(DATA EXTRACTS begins)
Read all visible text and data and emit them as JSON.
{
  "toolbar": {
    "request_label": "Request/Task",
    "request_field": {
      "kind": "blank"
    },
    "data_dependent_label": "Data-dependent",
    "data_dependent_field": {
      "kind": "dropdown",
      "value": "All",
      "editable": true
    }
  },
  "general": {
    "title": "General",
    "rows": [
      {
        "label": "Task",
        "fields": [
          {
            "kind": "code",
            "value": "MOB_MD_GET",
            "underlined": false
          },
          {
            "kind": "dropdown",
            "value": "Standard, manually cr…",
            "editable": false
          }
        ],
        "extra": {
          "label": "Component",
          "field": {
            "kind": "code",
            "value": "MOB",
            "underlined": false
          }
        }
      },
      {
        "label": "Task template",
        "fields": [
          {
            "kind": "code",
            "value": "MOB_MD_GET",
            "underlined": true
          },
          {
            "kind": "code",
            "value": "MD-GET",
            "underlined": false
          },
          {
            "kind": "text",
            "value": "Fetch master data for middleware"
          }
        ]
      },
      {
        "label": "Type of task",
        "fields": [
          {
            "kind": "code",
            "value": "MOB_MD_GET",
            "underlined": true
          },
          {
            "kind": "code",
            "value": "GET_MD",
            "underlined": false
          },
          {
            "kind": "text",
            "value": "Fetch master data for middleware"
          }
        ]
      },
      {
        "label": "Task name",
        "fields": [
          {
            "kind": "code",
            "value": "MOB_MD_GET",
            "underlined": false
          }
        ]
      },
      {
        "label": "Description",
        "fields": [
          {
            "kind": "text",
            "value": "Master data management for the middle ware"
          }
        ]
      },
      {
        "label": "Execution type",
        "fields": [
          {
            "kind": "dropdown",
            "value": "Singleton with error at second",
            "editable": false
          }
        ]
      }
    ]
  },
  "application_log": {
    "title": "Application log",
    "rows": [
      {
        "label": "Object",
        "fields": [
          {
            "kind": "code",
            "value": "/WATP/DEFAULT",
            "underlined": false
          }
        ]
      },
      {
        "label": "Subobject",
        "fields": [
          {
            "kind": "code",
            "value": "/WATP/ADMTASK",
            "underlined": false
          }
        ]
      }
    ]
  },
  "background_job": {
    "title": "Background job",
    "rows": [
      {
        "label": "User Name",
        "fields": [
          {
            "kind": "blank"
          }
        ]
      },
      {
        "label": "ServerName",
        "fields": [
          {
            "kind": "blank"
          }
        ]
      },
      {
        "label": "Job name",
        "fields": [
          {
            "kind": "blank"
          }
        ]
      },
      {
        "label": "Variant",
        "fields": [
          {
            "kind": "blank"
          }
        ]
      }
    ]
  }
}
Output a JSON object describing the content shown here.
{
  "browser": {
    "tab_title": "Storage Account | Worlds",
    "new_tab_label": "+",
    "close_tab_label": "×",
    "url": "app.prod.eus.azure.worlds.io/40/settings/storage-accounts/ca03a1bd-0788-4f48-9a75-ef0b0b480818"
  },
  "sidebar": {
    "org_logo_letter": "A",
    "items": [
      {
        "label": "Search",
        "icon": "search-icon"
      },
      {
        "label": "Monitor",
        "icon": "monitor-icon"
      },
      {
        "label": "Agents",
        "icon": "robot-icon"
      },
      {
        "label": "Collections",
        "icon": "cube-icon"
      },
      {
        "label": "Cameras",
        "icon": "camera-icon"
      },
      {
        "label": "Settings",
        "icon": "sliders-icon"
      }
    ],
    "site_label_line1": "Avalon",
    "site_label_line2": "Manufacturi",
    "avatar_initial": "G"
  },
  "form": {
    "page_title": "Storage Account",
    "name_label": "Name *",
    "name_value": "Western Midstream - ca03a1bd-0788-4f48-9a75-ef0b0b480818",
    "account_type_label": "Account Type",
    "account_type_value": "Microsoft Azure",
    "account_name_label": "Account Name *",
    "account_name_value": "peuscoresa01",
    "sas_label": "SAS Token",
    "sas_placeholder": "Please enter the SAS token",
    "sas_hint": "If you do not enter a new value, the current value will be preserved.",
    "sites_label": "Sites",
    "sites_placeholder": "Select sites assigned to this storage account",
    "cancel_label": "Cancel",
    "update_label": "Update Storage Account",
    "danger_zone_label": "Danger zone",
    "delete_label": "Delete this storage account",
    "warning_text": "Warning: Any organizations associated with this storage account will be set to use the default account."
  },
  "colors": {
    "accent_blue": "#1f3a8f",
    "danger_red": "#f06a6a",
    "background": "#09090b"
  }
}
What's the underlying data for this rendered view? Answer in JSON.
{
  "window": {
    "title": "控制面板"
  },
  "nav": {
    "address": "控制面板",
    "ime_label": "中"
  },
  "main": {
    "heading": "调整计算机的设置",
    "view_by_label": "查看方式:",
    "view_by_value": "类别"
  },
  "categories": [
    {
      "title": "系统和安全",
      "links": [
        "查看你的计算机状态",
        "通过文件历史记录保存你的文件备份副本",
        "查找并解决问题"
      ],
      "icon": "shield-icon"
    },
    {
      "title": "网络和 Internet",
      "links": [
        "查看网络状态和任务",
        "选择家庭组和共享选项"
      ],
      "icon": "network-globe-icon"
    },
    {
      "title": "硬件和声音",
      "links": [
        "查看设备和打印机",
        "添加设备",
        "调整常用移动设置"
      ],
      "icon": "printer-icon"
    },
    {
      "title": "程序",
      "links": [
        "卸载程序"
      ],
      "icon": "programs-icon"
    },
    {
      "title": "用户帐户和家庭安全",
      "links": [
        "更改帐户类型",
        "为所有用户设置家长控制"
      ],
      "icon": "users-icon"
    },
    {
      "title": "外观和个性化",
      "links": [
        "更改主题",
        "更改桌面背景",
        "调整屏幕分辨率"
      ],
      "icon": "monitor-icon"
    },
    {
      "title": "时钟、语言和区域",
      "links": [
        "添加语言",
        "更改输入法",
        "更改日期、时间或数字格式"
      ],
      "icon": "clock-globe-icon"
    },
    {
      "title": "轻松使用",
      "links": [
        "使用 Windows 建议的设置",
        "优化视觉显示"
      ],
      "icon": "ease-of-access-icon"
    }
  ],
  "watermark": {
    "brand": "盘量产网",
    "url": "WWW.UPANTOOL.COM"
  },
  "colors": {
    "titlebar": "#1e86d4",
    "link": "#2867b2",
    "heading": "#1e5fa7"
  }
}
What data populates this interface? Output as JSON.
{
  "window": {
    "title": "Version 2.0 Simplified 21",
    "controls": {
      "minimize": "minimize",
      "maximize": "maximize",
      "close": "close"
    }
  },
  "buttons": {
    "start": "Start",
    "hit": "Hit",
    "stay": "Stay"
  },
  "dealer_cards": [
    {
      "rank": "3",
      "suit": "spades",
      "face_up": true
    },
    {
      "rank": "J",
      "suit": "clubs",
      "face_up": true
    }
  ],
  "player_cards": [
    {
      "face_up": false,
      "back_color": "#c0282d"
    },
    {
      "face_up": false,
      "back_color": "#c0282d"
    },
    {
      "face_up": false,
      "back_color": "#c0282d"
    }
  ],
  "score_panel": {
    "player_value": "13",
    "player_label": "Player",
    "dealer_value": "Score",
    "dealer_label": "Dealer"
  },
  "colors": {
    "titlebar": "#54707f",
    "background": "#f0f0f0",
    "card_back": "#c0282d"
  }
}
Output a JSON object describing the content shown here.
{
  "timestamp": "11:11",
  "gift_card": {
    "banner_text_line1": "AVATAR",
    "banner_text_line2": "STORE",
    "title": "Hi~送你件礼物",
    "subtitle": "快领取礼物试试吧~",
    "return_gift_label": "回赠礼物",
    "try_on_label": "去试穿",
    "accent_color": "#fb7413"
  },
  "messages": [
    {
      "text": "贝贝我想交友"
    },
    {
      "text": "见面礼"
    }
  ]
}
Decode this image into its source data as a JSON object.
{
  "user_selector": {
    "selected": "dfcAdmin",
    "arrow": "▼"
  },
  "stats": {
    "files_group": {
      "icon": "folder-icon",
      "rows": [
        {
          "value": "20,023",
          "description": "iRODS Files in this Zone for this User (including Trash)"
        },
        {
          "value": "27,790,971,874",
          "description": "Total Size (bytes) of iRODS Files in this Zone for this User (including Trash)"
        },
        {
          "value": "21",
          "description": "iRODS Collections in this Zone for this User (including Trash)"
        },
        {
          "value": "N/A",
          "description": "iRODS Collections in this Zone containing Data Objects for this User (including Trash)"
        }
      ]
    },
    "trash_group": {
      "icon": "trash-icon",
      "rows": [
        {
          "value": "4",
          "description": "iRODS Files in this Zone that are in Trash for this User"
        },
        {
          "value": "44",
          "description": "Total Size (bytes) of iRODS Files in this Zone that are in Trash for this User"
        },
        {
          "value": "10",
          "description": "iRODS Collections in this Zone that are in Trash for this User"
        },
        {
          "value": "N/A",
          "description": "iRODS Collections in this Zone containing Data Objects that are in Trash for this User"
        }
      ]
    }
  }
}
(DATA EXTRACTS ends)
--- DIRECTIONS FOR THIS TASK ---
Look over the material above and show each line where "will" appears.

--- RESPONSE AREA ---
    "sas_hint": "If you do not enter a new value, the current value will be preserved.",
    "warning_text": "Warning: Any organizations associated with this storage account will be set to use the default account."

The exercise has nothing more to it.